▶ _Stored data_
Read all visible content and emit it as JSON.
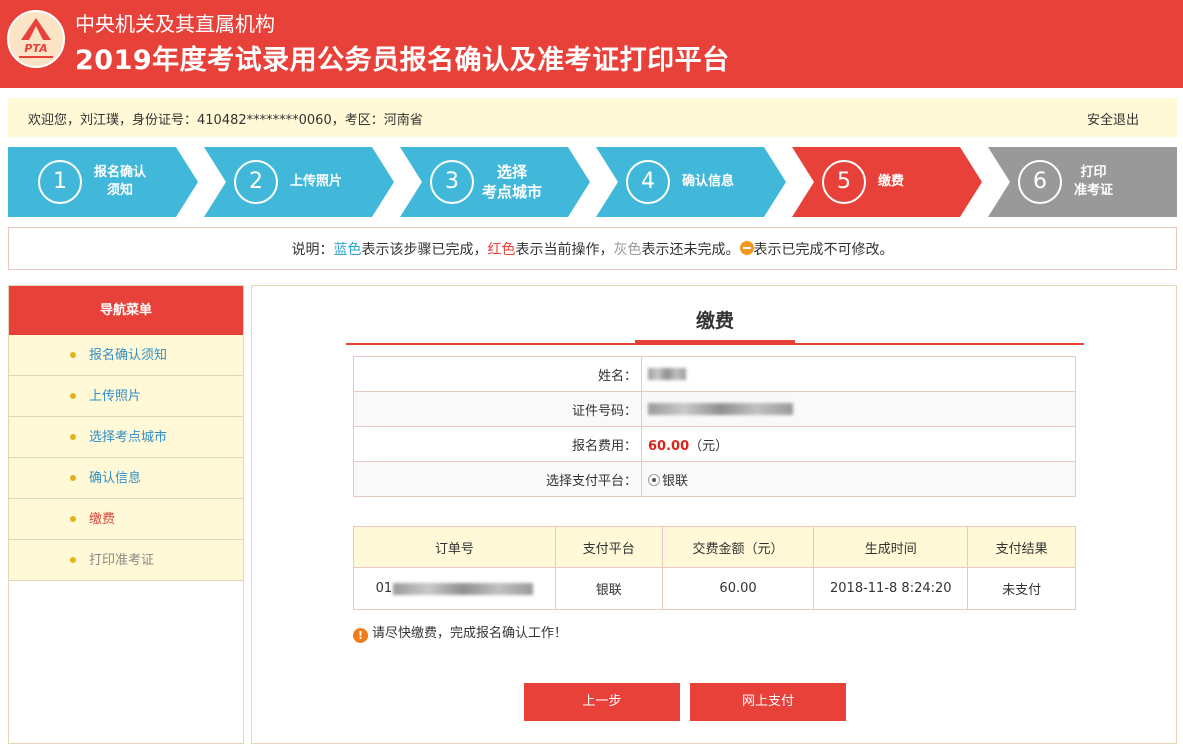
{
  "header": {
    "logo_text": "PTA",
    "org": "中央机关及其直属机构",
    "title": "2019年度考试录用公务员报名确认及准考证打印平台"
  },
  "welcome": {
    "text": "欢迎您，刘江璞，身份证号：410482********0060，考区：河南省",
    "logout": "安全退出"
  },
  "steps": [
    {
      "num": "1",
      "label": "报名确认\n须知",
      "state": "done"
    },
    {
      "num": "2",
      "label": "上传照片",
      "state": "done"
    },
    {
      "num": "3",
      "label": "选择\n考点城市",
      "state": "done"
    },
    {
      "num": "4",
      "label": "确认信息",
      "state": "done"
    },
    {
      "num": "5",
      "label": "缴费",
      "state": "current"
    },
    {
      "num": "6",
      "label": "打印\n准考证",
      "state": "todo"
    }
  ],
  "colors": {
    "done": "#41b8d9",
    "current": "#e8413a",
    "todo": "#999999",
    "accent": "#e8413a"
  },
  "legend": {
    "prefix": "说明：",
    "blue_word": "蓝色",
    "blue_desc": "表示该步骤已完成，",
    "red_word": "红色",
    "red_desc": "表示当前操作，",
    "gray_word": "灰色",
    "gray_desc": "表示还未完成。",
    "icon_desc": "表示已完成不可修改。"
  },
  "sidebar": {
    "title": "导航菜单",
    "items": [
      {
        "label": "报名确认须知",
        "state": "done"
      },
      {
        "label": "上传照片",
        "state": "done"
      },
      {
        "label": "选择考点城市",
        "state": "done"
      },
      {
        "label": "确认信息",
        "state": "done"
      },
      {
        "label": "缴费",
        "state": "current"
      },
      {
        "label": "打印准考证",
        "state": "todo"
      }
    ]
  },
  "payment": {
    "title": "缴费",
    "name_label": "姓名：",
    "id_label": "证件号码：",
    "fee_label": "报名费用：",
    "fee_value": "60.00",
    "fee_unit": "（元）",
    "platform_label": "选择支付平台：",
    "platform_option": "银联"
  },
  "orders": {
    "headers": [
      "订单号",
      "支付平台",
      "交费金额（元）",
      "生成时间",
      "支付结果"
    ],
    "rows": [
      {
        "order_no_prefix": "01",
        "platform": "银联",
        "amount": "60.00",
        "time": "2018-11-8 8:24:20",
        "result": "未支付"
      }
    ]
  },
  "notice": {
    "icon": "!",
    "text": "请尽快缴费，完成报名确认工作！"
  },
  "buttons": {
    "prev": "上一步",
    "pay": "网上支付"
  }
}
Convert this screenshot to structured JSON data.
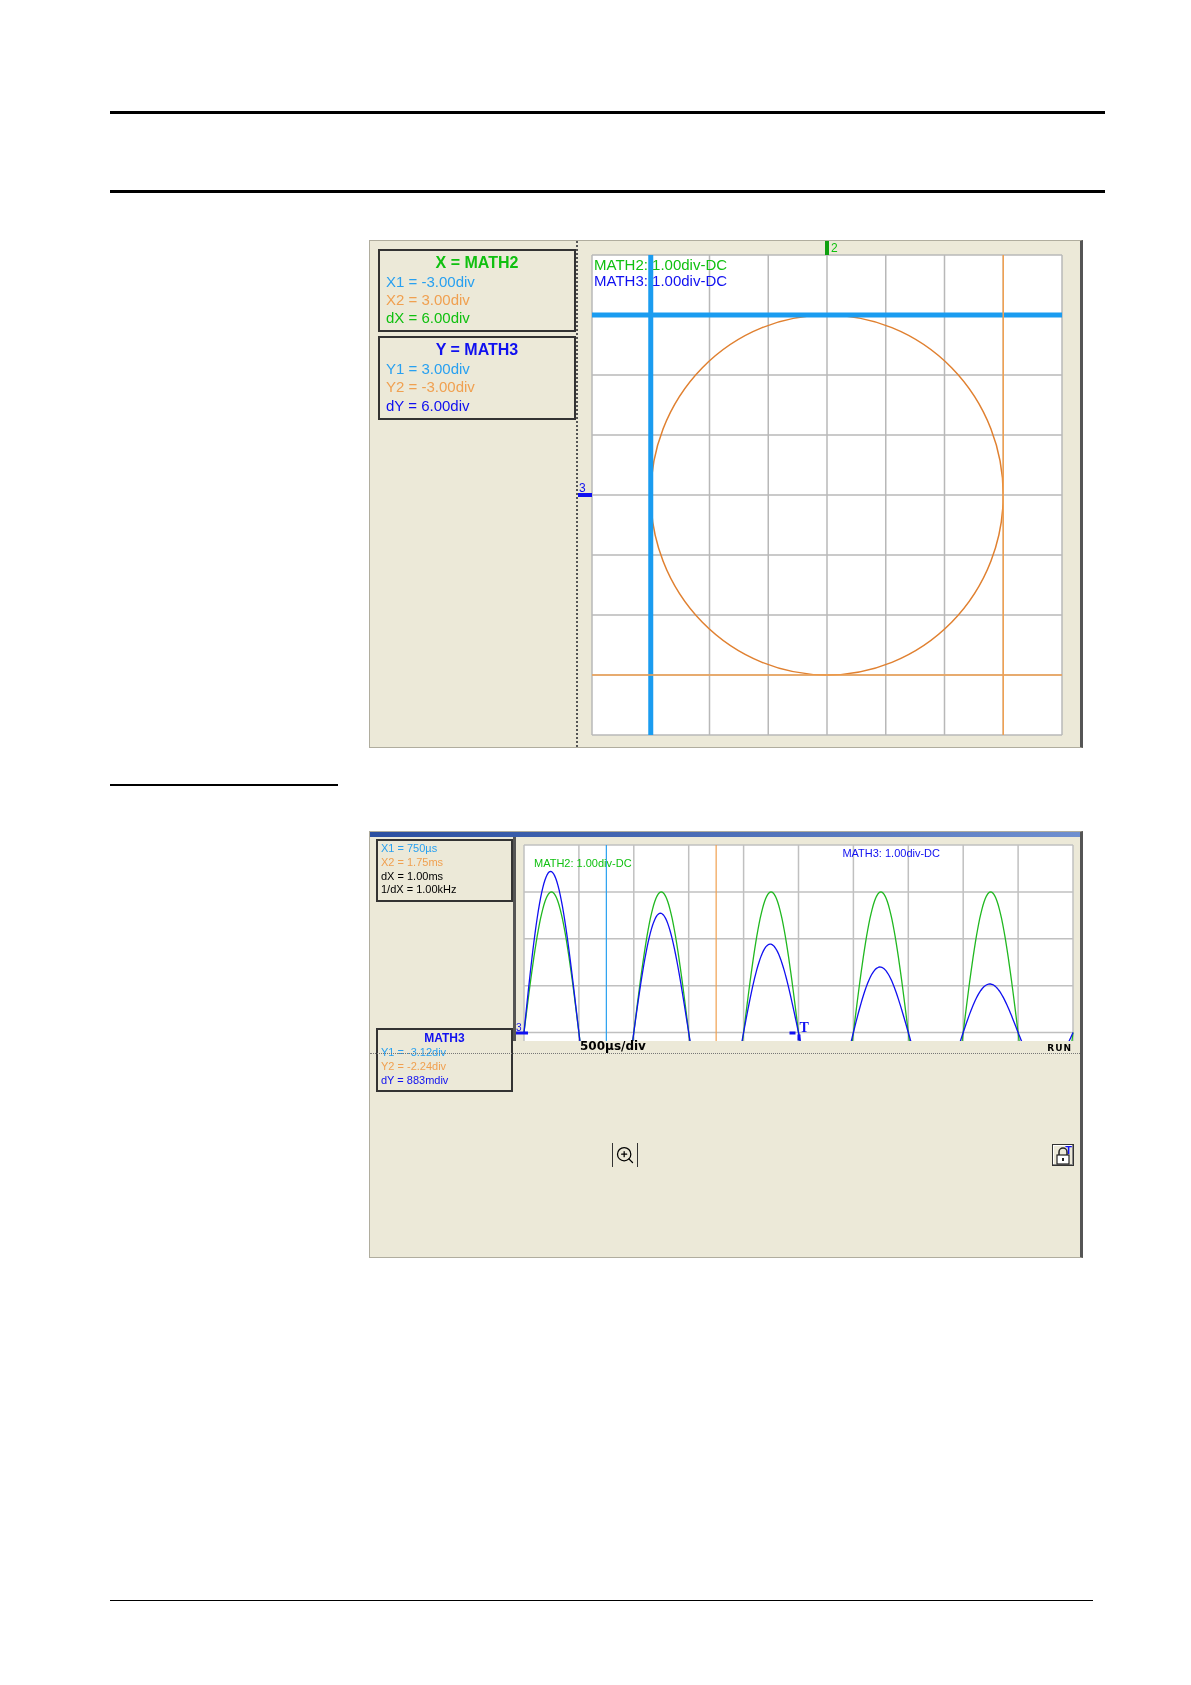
{
  "xy_view": {
    "panels": [
      {
        "title": "X = MATH2",
        "color": "#10c010",
        "lines": [
          {
            "text": "X1 = -3.00div",
            "color": "#28a0f0"
          },
          {
            "text": "X2 = 3.00div",
            "color": "#f0a050"
          },
          {
            "text": "dX = 6.00div",
            "color": "#10c010"
          }
        ]
      },
      {
        "title": "Y = MATH3",
        "color": "#1010f0",
        "lines": [
          {
            "text": "Y1 = 3.00div",
            "color": "#28a0f0"
          },
          {
            "text": "Y2 = -3.00div",
            "color": "#f0a050"
          },
          {
            "text": "dY = 6.00div",
            "color": "#1010f0"
          }
        ]
      }
    ],
    "trace_labels": [
      {
        "text": "MATH2: 1.00div-DC",
        "color": "#10c010"
      },
      {
        "text": "MATH3: 1.00div-DC",
        "color": "#1010f0"
      }
    ],
    "x_marker": "2",
    "y_marker": "3"
  },
  "time_view": {
    "panels": [
      {
        "lines": [
          {
            "text": "X1 = 750µs",
            "color": "#28a0f0"
          },
          {
            "text": "X2 = 1.75ms",
            "color": "#f0a050"
          },
          {
            "text": "dX = 1.00ms",
            "color": "#000000"
          },
          {
            "text": "1/dX = 1.00kHz",
            "color": "#000000"
          }
        ]
      },
      {
        "title": "MATH3",
        "color": "#1010f0",
        "lines": [
          {
            "text": "Y1 = -3.12div",
            "color": "#28a0f0"
          },
          {
            "text": "Y2 = -2.24div",
            "color": "#f0a050"
          },
          {
            "text": "dY = 883mdiv",
            "color": "#1010f0"
          }
        ]
      }
    ],
    "trace_labels": [
      {
        "text": "MATH2: 1.00div-DC",
        "color": "#10c010"
      },
      {
        "text": "MATH3: 1.00div-DC",
        "color": "#1010f0"
      }
    ],
    "channel_marker": "3",
    "trigger_marker": "T",
    "timebase": "500µs/div",
    "run_state": "RUN",
    "lock_label": "T"
  }
}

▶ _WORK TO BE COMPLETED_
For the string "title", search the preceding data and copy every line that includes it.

▶ _FINISHED TASK_
    "title": "2019年度考试录用公务员报名确认及准考证打印平台"
    "title": "导航菜单",
    "title": "缴费",
        "title": "X = MATH2",
        "title": "Y = MATH3",
        "title": "MATH3",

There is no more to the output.